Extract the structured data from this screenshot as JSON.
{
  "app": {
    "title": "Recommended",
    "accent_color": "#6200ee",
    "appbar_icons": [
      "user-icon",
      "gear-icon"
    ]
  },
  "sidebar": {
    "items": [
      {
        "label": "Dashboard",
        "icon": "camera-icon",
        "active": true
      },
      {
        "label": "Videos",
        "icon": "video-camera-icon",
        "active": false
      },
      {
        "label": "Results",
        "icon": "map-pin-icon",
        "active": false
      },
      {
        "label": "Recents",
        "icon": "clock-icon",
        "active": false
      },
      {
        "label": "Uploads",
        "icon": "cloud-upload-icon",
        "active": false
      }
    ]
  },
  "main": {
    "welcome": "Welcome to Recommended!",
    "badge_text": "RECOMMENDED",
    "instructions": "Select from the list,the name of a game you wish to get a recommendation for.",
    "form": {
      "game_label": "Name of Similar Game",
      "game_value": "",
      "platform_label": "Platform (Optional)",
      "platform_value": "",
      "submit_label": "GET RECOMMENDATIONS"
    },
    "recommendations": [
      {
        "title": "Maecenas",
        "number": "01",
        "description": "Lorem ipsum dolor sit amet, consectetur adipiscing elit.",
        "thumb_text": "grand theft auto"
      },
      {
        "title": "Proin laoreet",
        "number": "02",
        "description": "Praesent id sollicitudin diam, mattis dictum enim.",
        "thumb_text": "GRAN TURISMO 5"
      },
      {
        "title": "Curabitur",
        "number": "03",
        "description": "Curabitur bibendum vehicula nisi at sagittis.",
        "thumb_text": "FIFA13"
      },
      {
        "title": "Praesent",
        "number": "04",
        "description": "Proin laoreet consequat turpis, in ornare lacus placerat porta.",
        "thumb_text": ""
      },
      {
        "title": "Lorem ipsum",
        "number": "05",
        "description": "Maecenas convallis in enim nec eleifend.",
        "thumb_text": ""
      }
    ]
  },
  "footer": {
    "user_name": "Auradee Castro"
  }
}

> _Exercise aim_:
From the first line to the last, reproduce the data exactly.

> _Exercise output_:
Extract the structured data from this screenshot as JSON.
{
  "app": {
    "title": "Recommended",
    "accent_color": "#6200ee",
    "appbar_icons": [
      "user-icon",
      "gear-icon"
    ]
  },
  "sidebar": {
    "items": [
      {
        "label": "Dashboard",
        "icon": "camera-icon",
        "active": true
      },
      {
        "label": "Videos",
        "icon": "video-camera-icon",
        "active": false
      },
      {
        "label": "Results",
        "icon": "map-pin-icon",
        "active": false
      },
      {
        "label": "Recents",
        "icon": "clock-icon",
        "active": false
      },
      {
        "label": "Uploads",
        "icon": "cloud-upload-icon",
        "active": false
      }
    ]
  },
  "main": {
    "welcome": "Welcome to Recommended!",
    "badge_text": "RECOMMENDED",
    "instructions": "Select from the list,the name of a game you wish to get a recommendation for.",
    "form": {
      "game_label": "Name of Similar Game",
      "game_value": "",
      "platform_label": "Platform (Optional)",
      "platform_value": "",
      "submit_label": "GET RECOMMENDATIONS"
    },
    "recommendations": [
      {
        "title": "Maecenas",
        "number": "01",
        "description": "Lorem ipsum dolor sit amet, consectetur adipiscing elit.",
        "thumb_text": "grand theft auto"
      },
      {
        "title": "Proin laoreet",
        "number": "02",
        "description": "Praesent id sollicitudin diam, mattis dictum enim.",
        "thumb_text": "GRAN TURISMO 5"
      },
      {
        "title": "Curabitur",
        "number": "03",
        "description": "Curabitur bibendum vehicula nisi at sagittis.",
        "thumb_text": "FIFA13"
      },
      {
        "title": "Praesent",
        "number": "04",
        "description": "Proin laoreet consequat turpis, in ornare lacus placerat porta.",
        "thumb_text": ""
      },
      {
        "title": "Lorem ipsum",
        "number": "05",
        "description": "Maecenas convallis in enim nec eleifend.",
        "thumb_text": ""
      }
    ]
  },
  "footer": {
    "user_name": "Auradee Castro"
  }
}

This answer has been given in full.